When the Arizona summer temperatures top out over 100 degrees on a regular basis, it‘s absolutely essential that your home be insulated for top-quality air efficiency. Without quality home insulation, air leaks can cost AZ homeowners hundreds of dollars a year through lost cooling.
In fact, because of high utility bills, Arizona residents often search for ways to reduce air conditioning costs.
The problem isn’t in the air conditioning systems; good A/C is relatively easy to find in Arizona. But if your home doesn’t have proper insulation, your utility bills skyrocket, as homeowners crank up the A/C more and more to keep their heat levels low. Lost cool air is a precious resource across our state, when our daily summer temperatures often exceed 110°F. The average daytime temperature in Phoenix during the summer is 103°.
Save Money with Air Cooling Efficiency
So what’s the right solution? It’s not going bigger. At least, not usually. Getting the most powerful air conditioning system for your medium-sized home might be an expensive mistake.
Good insulation is the right answer. On average, a well-insulated home can cut typical heating/cooling costs by up to 20% in a year. But if you add extra insulation, your home can save even more money. You can calculate the time it takes to recoup your extra expense and it’s easy to see you’ll come out ahead, sooner rather than later.
What Kind of HOME Insulation Should You Get?
Over the years, new standards for insulation have been instituted. The North American Insulation Manufacturers Association keeps residential builders up to date on the recommended amount of home insulation needed in various parts of the country.
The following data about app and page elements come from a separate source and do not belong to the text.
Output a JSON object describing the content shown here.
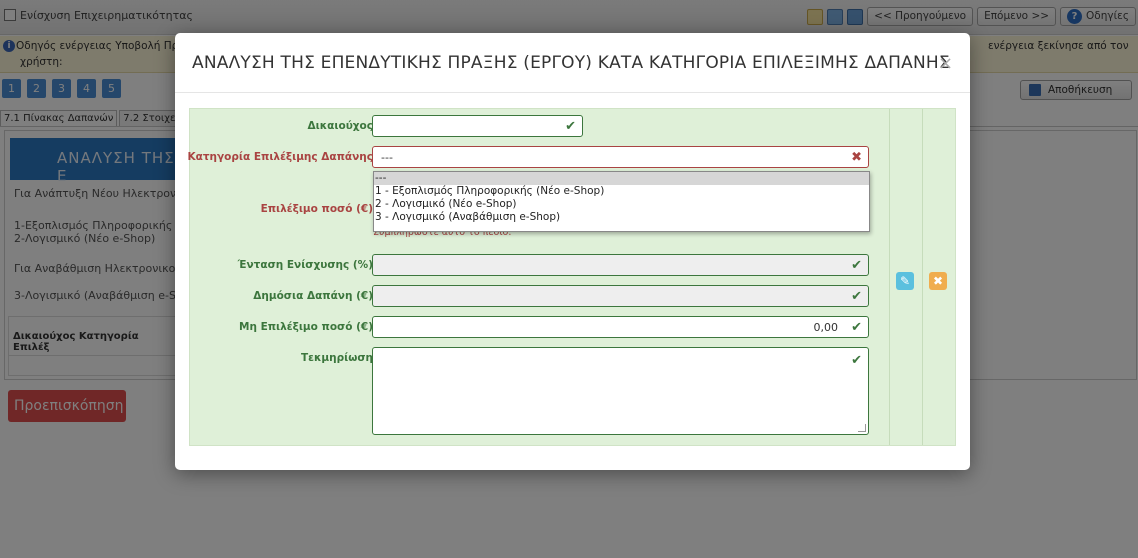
{
  "app": {
    "title": "Ενίσχυση Επιχειρηματικότητας",
    "nav_prev": "<< Προηγούμενο",
    "nav_next": "Επόμενο >>",
    "help": "Οδηγίες",
    "guide_line1": "Οδηγός ενέργειας Υποβολή Πρ",
    "guide_line2": "χρήστη: ",
    "guide_right": "ενέργεια ξεκίνησε από τον",
    "steps": [
      "1",
      "2",
      "3",
      "4",
      "5"
    ],
    "save_label": "Αποθήκευση",
    "tabs": [
      "7.1 Πίνακας Δαπανών",
      "7.2 Στοιχε"
    ],
    "page_heading": "ΑΝΑΛΥΣΗ ΤΗΣ Ε",
    "bg_lines": [
      "Για Ανάπτυξη Νέου Ηλεκτρον",
      "1-Εξοπλισμός Πληροφορικής",
      "2-Λογισμικό (Νέο e-Shop)",
      "Για Αναβάθμιση Ηλεκτρονικο",
      "3-Λογισμικό (Αναβάθμιση e-S"
    ],
    "table_header": "Δικαιούχος   Κατηγορία Επιλέξ",
    "preview_label": "Προεπισκόπηση"
  },
  "modal": {
    "title": "ΑΝΑΛΥΣΗ ΤΗΣ ΕΠΕΝΔΥΤΙΚΗΣ ΠΡΑΞΗΣ (ΕΡΓΟΥ) ΚΑΤΑ ΚΑΤΗΓΟΡΙΑ ΕΠΙΛΕΞΙΜΗΣ ΔΑΠΑΝΗΣ",
    "close": "×",
    "fields": {
      "beneficiary_label": "Δικαιούχος",
      "beneficiary_value": "",
      "category_label": "Κατηγορία Επιλέξιμης Δαπάνης",
      "category_value": "---",
      "eligible_amount_label": "Επιλέξιμο ποσό (€)",
      "eligible_amount_hint": "Συμπληρώστε αυτό το πεδίο.",
      "intensity_label": "Ένταση Ενίσχυσης (%)",
      "public_expense_label": "Δημόσια Δαπάνη (€)",
      "non_eligible_label": "Μη Επιλέξιμο ποσό (€)",
      "non_eligible_value": "0,00",
      "documentation_label": "Τεκμηρίωση"
    },
    "dropdown_options": [
      "---",
      "1 - Εξοπλισμός Πληροφορικής (Νέο e-Shop)",
      "2 - Λογισμικό (Νέο e-Shop)",
      "3 - Λογισμικό (Αναβάθμιση e-Shop)"
    ]
  }
}
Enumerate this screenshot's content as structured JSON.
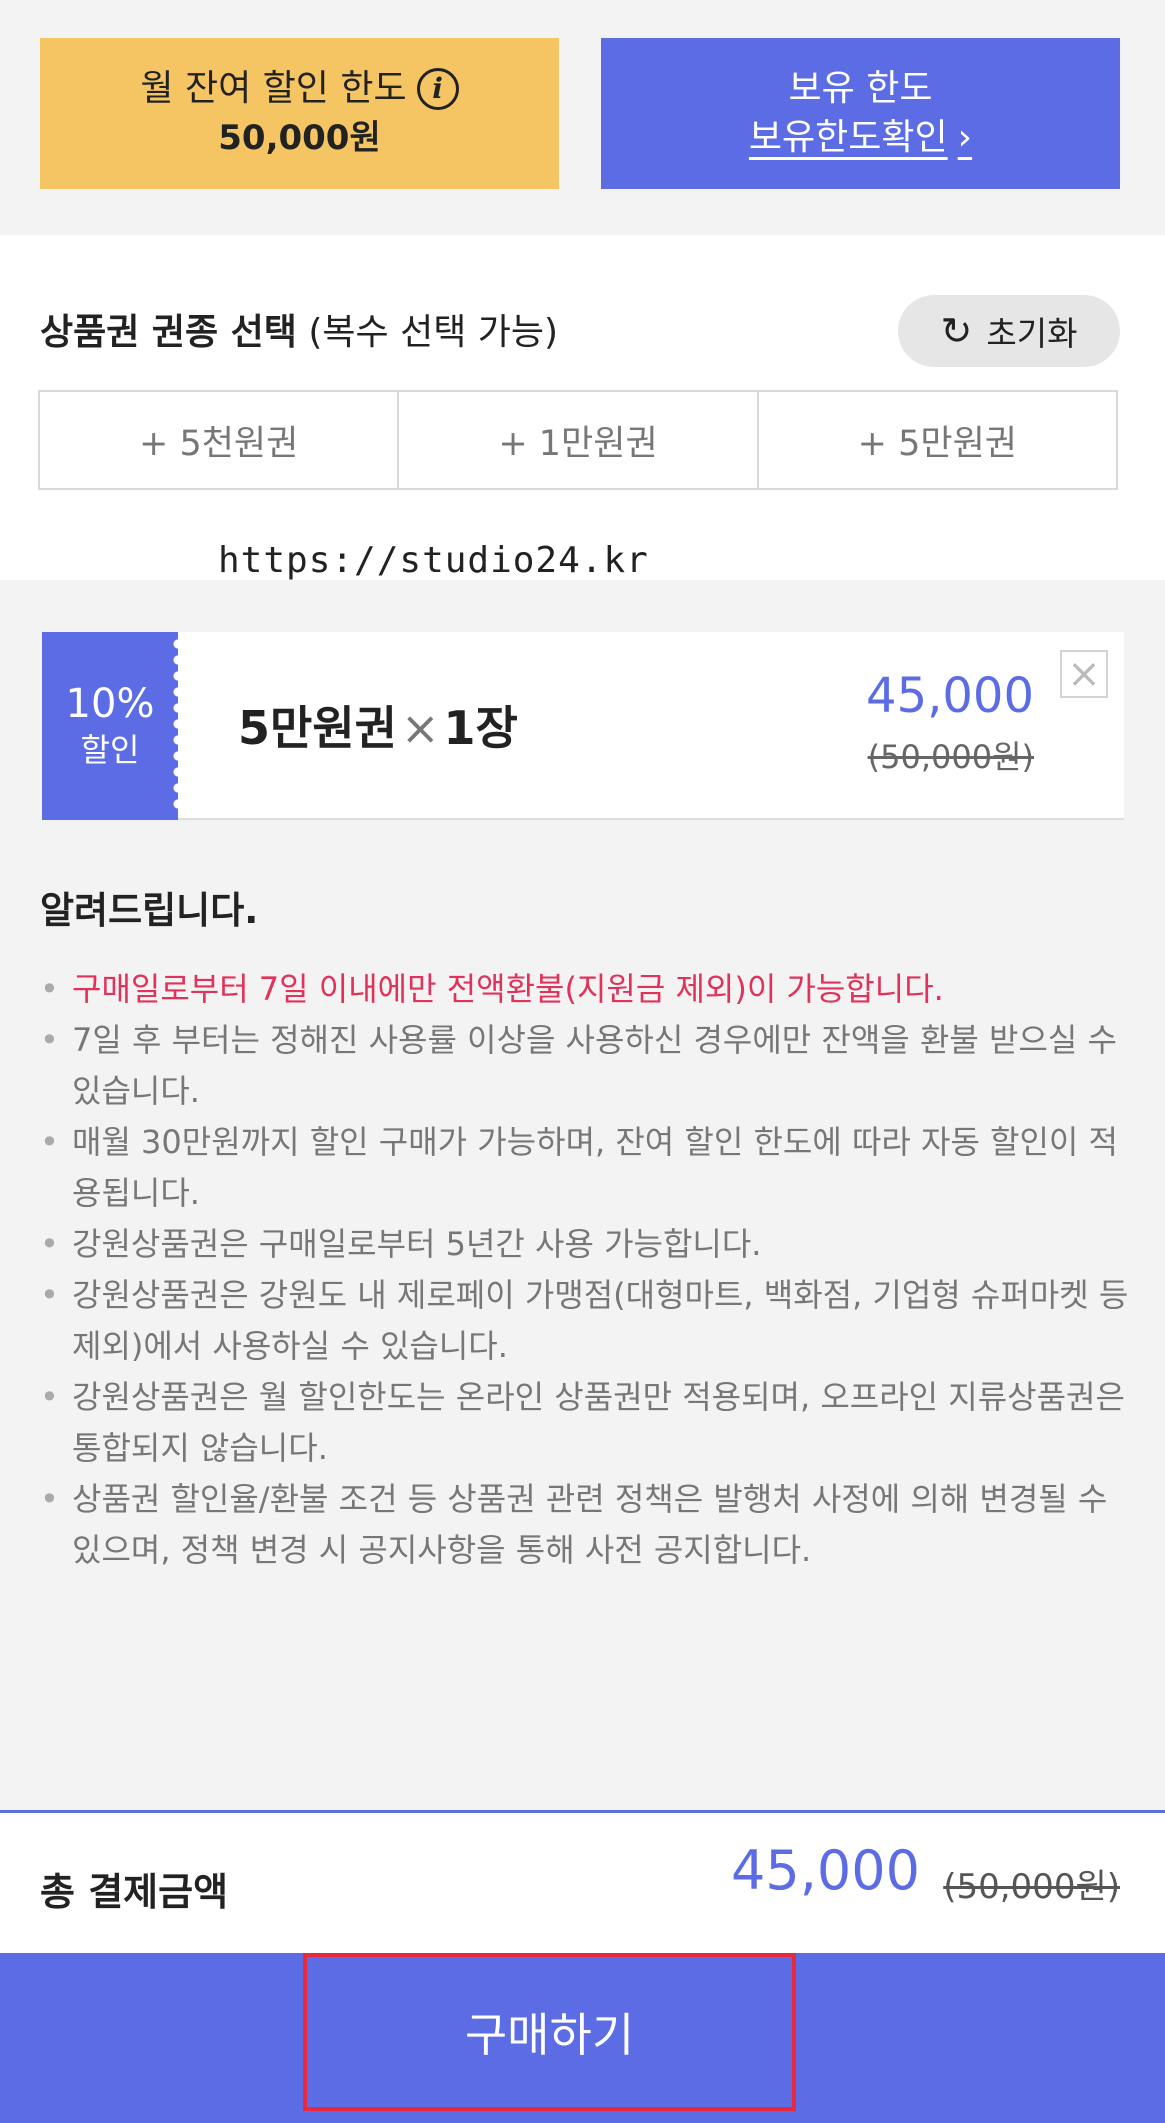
{
  "limits": {
    "monthly_title": "월 잔여 할인 한도",
    "monthly_value": "50,000원",
    "info_icon": "i",
    "owned_title": "보유 한도",
    "owned_link": "보유한도확인",
    "owned_link_arrow": "›"
  },
  "selection": {
    "title_bold": "상품권 권종 선택",
    "title_note": " (복수 선택 가능)",
    "reset_label": "초기화",
    "reset_icon": "↻",
    "denominations": [
      "+ 5천원권",
      "+ 1만원권",
      "+ 5만원권"
    ]
  },
  "watermark": "https://studio24.kr",
  "coupon": {
    "rate": "10%",
    "rate_label": "할인",
    "name": "5만원권",
    "times": "×",
    "quantity": "1장",
    "price": "45,000",
    "original_price": "(50,000원)",
    "close_icon": "×"
  },
  "notice": {
    "title": "알려드립니다.",
    "items": [
      "구매일로부터 7일 이내에만 전액환불(지원금 제외)이 가능합니다.",
      "7일 후 부터는 정해진 사용률 이상을 사용하신 경우에만 잔액을 환불 받으실 수 있습니다.",
      "매월 30만원까지 할인 구매가 가능하며, 잔여 할인 한도에 따라 자동 할인이 적용됩니다.",
      "강원상품권은 구매일로부터 5년간 사용 가능합니다.",
      "강원상품권은 강원도 내 제로페이 가맹점(대형마트, 백화점, 기업형 슈퍼마켓 등 제외)에서 사용하실 수 있습니다.",
      "강원상품권은 월 할인한도는 온라인 상품권만 적용되며, 오프라인 지류상품권은 통합되지 않습니다.",
      "상품권 할인율/환불 조건 등 상품권 관련 정책은 발행처 사정에 의해 변경될 수 있으며, 정책 변경 시 공지사항을 통해 사전 공지합니다."
    ]
  },
  "total": {
    "label": "총 결제금액",
    "price": "45,000",
    "original_price": "(50,000원)"
  },
  "purchase": {
    "label": "구매하기"
  },
  "colors": {
    "accent": "#5c6ce4",
    "monthly_box": "#f5c564",
    "alert_text": "#e0325a",
    "highlight_border": "#e8283c"
  }
}
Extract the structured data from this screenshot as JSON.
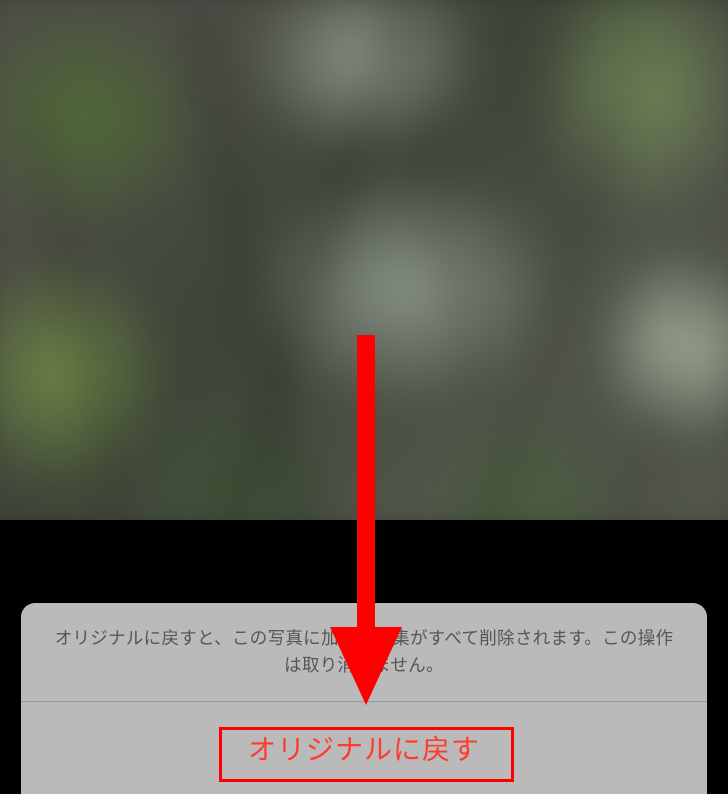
{
  "dialog": {
    "message": "オリジナルに戻すと、この写真に加えた編集がすべて削除されます。この操作は取り消せません。",
    "revert_button_label": "オリジナルに戻す"
  },
  "colors": {
    "destructive": "#ff3b30",
    "annotation": "#ff0000"
  }
}
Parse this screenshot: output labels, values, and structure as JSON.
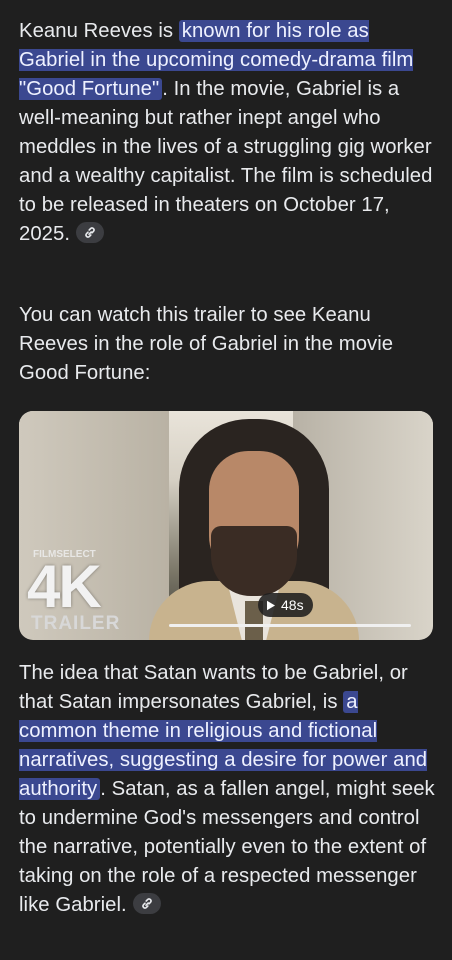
{
  "paragraph1": {
    "before": "Keanu Reeves is ",
    "highlight": "known for his role as Gabriel in the upcoming comedy-drama film \"Good Fortune\"",
    "after": ". In the movie, Gabriel is a well-meaning but rather inept angel who meddles in the lives of a struggling gig worker and a wealthy capitalist. The film is scheduled to be released in theaters on October 17, 2025."
  },
  "paragraph2": {
    "text": "You can watch this trailer to see Keanu Reeves in the role of Gabriel in the movie Good Fortune:"
  },
  "video": {
    "brand": "FILMSELECT",
    "quality": "4K",
    "label": "TRAILER",
    "duration": "48s",
    "play_icon": "play-icon"
  },
  "paragraph3": {
    "before": "The idea that Satan wants to be Gabriel, or that Satan impersonates Gabriel, is ",
    "highlight": "a common theme in religious and fictional narratives, suggesting a desire for power and authority",
    "after": ". Satan, as a fallen angel, might seek to undermine God's messengers and control the narrative, potentially even to the extent of taking on the role of a respected messenger like Gabriel."
  },
  "colors": {
    "background": "#1f1f1f",
    "text": "#e8eaed",
    "highlight": "#3b4890",
    "chip": "#3c3d41"
  },
  "icons": [
    "link-icon",
    "play-icon"
  ]
}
For instance, insulation needs are highest in the extremely cold northern states, where higher R-value insulation is needed. R-value stands for resistance to heat flow and having a higher R-value means greater insulating power in your home.
Even if your home currently has a solid layer of insulation, that doesn’t mean it’s up to par with today’s standards or that it’s still intact. Loading up your walls and ceilings with insulating materials can be a good idea? But how much depends on the material, its R-value, and other qualities.
What is R-Value of HOME Insulation?
Stuffing more insulation or adding surface area doesn’t necessarily increase its effectiveness. An important factor is its resistance to heat flow into a cooler space, or R-value. This number is primarily a measure of conduction. There are other factors, such as convection, air infiltration, and radiation not measured by the R-value, so it is really just one aspect of insulation to consider. Plus, each material type and brand has a value of its own.
Another fact about R-value is that insulation materials are tested in a lab. Changes in outside temperatures, humidity, and wind create other forces such as pressure that play a role in how effective these materials are. A material performs to its rated R-value only if all gaps in the structure and pressure differences created by rising hot air and air forcing are managed.
Effective Arizona Home Insulation Solutions
Heat resistance values are reasonable numbers, but don’t be fooled by unusually high values being sold by some manufacturers. For example, you won’t get much return on investment by purchasing an insulating material more than R-38 for a desert home. You also won’t save more by over-insulating.
Industry experts can conduct an energy audit on your house. This will determine the type and how much insulation is needed, while finding cracked duct, air infiltration, and other issues causing air leakage and reduced efficiency. This is an important first step.
Even if you peek up in the attic and see continuous insulation, there are other considerations. Newer homes in southern Arizona are already insulated between R-30 and R-38. Homes in the northern half of the state, on the other hand, are built with R-60 attic insulation, as the winters are colder up north and at higher elevations.
What Is HOME Insulation Made Of?
The insulating material has a lot to do with how efficiently a home is heated or cooled. Cellulose is a good insulator, plus it blocks sound and resists (though doesn’t stop) the spread of flames. Foam insulation is another popular choice. It can be used in concrete block walls, increasing the R-value by up to five times, while also being effective in older houses with little or no insulation.
Thermal insulation is most common in homes. The insulation is made up of materials such as cellulose, mineral wool, and urethane foam, which slow down hot air when it tries to take over air-conditioned rooms. Radiant barrier materials include reflective foils. While they can help cool rooms down – a poorly insulated attic is a good use – by preventing heat from entering, they are more expensive and generally don’t last as long. Yet adding radiant materials won’t have much impact for those with insulation already in the R-30s range.
HOME Insulation vs. Ventilation
A home’s ventilation is important but works best if it’s properly engineered for your home and there is a network of passive vents. Adding attic-ventilation fans is not cost-effective, and they can generate negative pressure, drawing cooled air out of ductwork and the home’s interior. Combining different products and methods is costly, as well. If you have typical ventilation, then adequate insulation is all you need to hold in cool air during the hot Arizona summer.